■ Work order ■
Which of the lines below holds the string "JSON"? Copy every line that does.

■ Data shown ■
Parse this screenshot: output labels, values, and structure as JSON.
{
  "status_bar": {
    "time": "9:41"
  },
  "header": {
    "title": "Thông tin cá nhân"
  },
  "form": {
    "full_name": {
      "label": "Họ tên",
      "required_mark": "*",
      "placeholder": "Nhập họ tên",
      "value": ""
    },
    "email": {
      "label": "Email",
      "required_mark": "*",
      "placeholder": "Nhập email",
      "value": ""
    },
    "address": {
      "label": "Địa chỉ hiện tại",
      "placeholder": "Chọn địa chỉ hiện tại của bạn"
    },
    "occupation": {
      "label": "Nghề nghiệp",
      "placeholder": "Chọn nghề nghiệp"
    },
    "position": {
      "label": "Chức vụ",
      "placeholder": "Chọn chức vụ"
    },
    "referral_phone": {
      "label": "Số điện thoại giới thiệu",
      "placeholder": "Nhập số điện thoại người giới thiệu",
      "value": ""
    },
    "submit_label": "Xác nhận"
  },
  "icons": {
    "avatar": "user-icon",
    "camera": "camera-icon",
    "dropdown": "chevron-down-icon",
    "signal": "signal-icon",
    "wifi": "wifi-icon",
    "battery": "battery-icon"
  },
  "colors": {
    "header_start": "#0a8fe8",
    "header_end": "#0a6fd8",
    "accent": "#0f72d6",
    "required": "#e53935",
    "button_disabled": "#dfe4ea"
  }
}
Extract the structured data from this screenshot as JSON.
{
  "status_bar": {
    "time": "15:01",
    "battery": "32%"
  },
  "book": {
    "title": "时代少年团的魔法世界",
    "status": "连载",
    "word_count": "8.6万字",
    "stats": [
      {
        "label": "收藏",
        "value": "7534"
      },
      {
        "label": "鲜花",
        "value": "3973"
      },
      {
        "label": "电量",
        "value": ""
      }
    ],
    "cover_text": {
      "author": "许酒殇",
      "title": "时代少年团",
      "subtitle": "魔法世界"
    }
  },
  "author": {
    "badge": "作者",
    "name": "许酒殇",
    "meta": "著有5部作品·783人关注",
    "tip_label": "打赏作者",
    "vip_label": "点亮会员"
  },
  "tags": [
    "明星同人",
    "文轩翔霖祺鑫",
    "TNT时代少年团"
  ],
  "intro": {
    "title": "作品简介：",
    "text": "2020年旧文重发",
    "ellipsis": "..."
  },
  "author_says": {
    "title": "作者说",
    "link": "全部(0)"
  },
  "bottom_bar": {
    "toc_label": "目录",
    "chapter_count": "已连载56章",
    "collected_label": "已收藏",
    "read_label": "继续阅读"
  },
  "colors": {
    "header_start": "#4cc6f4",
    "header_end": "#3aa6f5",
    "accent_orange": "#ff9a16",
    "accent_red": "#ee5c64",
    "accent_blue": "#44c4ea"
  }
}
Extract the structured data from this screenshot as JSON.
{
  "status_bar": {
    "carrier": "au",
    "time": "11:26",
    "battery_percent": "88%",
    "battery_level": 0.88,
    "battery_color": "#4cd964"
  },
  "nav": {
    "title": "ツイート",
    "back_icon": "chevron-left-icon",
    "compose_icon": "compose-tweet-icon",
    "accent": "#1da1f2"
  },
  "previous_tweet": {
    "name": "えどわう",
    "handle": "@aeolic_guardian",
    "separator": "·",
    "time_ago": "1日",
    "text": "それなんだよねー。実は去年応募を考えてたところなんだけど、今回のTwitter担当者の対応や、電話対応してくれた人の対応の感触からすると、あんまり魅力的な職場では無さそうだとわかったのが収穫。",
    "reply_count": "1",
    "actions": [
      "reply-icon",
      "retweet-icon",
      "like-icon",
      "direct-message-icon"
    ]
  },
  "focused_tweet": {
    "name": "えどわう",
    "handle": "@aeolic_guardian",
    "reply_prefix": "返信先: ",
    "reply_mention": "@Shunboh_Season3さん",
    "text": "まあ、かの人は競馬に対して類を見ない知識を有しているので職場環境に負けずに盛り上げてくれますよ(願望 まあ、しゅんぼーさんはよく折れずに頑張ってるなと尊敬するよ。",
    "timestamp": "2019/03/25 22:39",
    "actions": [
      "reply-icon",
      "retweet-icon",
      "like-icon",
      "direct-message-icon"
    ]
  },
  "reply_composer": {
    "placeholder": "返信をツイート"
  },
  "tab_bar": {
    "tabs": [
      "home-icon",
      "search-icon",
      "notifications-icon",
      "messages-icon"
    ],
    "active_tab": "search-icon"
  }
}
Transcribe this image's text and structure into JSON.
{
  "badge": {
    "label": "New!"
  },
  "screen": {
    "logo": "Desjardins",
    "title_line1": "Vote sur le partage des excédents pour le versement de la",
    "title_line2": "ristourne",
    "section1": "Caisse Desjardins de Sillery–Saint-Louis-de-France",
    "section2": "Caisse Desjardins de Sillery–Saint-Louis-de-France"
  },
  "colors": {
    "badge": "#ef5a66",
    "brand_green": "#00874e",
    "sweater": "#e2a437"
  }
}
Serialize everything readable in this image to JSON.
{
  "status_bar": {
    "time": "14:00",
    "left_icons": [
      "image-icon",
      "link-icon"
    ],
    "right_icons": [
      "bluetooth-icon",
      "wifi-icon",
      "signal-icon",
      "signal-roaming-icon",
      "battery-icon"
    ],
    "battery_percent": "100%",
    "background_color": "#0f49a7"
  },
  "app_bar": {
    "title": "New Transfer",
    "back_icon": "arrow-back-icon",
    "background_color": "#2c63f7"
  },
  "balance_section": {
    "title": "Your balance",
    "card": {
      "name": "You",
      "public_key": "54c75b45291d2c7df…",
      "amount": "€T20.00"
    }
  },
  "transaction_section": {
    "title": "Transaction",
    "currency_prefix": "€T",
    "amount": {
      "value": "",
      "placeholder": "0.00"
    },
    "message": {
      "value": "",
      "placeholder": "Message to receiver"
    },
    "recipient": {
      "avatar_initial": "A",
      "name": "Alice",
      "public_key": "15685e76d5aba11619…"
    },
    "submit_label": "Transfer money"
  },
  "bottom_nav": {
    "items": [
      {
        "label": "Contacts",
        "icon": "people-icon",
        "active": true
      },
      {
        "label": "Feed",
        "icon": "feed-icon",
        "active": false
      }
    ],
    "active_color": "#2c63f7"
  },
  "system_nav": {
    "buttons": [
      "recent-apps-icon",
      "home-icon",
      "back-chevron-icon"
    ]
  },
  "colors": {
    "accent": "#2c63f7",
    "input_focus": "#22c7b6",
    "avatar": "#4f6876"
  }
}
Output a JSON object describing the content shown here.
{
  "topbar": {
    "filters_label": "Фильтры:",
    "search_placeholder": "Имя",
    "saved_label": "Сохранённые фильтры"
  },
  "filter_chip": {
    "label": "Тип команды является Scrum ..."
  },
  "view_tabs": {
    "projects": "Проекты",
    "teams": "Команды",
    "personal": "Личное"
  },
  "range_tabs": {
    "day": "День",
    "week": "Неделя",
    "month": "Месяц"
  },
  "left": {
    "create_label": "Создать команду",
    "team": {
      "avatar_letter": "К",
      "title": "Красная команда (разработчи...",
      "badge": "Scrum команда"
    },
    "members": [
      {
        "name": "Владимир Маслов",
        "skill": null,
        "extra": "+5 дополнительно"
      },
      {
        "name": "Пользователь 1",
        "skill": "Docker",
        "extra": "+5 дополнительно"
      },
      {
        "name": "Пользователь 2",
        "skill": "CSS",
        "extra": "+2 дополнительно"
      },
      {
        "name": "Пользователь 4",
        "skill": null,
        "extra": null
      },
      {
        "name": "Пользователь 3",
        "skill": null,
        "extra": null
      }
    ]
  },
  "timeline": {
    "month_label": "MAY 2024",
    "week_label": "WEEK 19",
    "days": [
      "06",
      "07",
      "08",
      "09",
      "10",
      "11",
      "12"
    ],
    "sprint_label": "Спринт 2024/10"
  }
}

■ Finished task ■
Parse this screenshot: output labels, values, and structure as JSON.
Extract the structured data from this screenshot as JSON.
Extract the structured data from this screenshot as JSON.
Transcribe this image's text and structure into JSON.
Serialize everything readable in this image to JSON.
Output a JSON object describing the content shown here.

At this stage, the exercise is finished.